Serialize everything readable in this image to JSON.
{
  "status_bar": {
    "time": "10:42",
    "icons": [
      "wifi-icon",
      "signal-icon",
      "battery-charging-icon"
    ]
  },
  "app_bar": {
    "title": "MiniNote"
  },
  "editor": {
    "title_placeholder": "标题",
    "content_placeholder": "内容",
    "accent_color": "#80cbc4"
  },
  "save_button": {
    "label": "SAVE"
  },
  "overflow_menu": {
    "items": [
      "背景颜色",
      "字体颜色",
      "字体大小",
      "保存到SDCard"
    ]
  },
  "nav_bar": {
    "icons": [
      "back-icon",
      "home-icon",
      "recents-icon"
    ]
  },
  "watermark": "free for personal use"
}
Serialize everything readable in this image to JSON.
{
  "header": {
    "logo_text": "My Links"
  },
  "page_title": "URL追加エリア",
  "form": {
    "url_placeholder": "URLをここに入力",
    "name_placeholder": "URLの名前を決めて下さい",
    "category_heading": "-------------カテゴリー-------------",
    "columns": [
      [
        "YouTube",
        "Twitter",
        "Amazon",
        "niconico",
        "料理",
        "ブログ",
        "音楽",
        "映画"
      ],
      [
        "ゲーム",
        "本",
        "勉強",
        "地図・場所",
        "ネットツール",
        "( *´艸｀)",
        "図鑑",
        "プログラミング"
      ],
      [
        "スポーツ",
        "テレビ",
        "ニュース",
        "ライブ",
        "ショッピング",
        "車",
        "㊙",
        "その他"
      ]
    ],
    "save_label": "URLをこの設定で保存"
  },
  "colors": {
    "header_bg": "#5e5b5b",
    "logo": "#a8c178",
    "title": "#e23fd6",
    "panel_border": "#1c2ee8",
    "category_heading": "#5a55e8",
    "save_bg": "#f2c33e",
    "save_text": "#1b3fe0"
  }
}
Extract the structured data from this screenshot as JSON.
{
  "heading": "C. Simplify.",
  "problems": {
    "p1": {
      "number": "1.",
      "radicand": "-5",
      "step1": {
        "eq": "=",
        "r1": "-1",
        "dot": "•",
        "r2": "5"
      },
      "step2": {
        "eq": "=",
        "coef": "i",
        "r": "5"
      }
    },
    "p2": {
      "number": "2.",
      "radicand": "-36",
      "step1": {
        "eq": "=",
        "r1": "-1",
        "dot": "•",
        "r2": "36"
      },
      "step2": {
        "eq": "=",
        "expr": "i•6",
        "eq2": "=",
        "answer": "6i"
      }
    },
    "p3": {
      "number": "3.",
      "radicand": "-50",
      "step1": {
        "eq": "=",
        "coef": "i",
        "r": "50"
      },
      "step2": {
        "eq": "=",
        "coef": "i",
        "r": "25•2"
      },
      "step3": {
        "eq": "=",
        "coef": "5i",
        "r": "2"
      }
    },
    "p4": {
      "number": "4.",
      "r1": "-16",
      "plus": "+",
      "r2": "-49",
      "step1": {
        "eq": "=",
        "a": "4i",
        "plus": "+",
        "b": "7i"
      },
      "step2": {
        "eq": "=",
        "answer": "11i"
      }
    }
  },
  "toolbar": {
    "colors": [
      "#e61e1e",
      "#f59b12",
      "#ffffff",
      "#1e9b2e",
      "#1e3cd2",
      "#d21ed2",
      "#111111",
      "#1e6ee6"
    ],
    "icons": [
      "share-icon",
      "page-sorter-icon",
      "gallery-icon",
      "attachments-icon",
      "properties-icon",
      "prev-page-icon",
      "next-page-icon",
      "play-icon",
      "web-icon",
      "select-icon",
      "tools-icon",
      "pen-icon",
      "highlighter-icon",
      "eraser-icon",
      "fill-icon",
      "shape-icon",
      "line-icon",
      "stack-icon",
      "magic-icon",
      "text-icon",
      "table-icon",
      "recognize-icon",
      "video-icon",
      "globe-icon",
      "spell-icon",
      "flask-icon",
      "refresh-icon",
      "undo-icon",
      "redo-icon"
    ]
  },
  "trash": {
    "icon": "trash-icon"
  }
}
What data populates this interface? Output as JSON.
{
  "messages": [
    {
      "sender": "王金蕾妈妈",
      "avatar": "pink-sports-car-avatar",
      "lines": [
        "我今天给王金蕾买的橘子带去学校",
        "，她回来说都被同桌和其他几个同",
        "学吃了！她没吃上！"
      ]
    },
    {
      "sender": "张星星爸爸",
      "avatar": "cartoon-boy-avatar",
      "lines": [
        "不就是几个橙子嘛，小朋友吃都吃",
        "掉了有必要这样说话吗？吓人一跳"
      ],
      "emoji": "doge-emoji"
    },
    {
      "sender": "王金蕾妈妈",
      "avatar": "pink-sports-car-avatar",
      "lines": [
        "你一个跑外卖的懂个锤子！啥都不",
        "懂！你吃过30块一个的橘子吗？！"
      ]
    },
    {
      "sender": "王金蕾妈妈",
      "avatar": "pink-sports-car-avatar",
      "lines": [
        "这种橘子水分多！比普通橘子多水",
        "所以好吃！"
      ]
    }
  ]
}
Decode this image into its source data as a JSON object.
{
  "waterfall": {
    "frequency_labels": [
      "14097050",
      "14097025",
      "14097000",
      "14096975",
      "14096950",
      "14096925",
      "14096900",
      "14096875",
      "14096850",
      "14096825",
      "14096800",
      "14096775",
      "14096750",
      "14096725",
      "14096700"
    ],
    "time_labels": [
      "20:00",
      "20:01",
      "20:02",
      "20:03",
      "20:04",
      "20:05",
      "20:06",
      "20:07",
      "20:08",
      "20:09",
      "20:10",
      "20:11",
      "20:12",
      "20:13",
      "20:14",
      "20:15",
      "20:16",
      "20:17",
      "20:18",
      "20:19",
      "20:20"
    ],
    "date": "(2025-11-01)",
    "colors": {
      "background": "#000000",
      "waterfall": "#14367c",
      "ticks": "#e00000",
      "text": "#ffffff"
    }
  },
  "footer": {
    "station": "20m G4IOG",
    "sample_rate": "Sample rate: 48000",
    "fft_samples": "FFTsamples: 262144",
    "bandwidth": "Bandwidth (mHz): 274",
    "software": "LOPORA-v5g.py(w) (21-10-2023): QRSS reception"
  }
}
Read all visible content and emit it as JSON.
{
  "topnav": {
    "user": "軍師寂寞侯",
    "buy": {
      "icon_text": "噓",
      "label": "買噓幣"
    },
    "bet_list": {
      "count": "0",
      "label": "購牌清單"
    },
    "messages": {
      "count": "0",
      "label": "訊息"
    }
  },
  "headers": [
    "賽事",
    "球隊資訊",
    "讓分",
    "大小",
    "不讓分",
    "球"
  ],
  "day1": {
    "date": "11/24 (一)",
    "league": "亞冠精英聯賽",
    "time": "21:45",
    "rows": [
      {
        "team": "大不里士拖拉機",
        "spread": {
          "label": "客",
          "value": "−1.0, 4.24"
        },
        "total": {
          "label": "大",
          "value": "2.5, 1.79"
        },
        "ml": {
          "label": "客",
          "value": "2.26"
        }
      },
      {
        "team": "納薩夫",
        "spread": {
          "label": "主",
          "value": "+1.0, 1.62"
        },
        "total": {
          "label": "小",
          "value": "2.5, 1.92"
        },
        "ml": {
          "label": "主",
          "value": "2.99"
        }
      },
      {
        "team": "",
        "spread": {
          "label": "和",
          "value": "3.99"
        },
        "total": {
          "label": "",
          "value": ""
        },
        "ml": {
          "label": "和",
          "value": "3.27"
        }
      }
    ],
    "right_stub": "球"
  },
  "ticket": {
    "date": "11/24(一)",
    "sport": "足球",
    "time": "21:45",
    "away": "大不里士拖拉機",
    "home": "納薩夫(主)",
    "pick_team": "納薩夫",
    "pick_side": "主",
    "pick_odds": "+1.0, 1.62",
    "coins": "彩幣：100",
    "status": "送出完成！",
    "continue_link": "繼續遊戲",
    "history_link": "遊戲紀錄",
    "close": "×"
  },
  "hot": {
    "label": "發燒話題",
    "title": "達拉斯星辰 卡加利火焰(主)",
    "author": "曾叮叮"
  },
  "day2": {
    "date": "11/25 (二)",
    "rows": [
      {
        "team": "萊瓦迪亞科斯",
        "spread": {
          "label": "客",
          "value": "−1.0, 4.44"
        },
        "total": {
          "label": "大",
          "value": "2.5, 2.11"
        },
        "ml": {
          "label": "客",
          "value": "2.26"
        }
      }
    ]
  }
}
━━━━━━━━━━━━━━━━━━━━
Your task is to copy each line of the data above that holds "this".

Serialize everything readable in this image to JSON.
Serialize everything readable in this image to JSON.
Extract the structured data from this screenshot as JSON.
What data populates this interface? Output as JSON.
Decode this image into its source data as a JSON object.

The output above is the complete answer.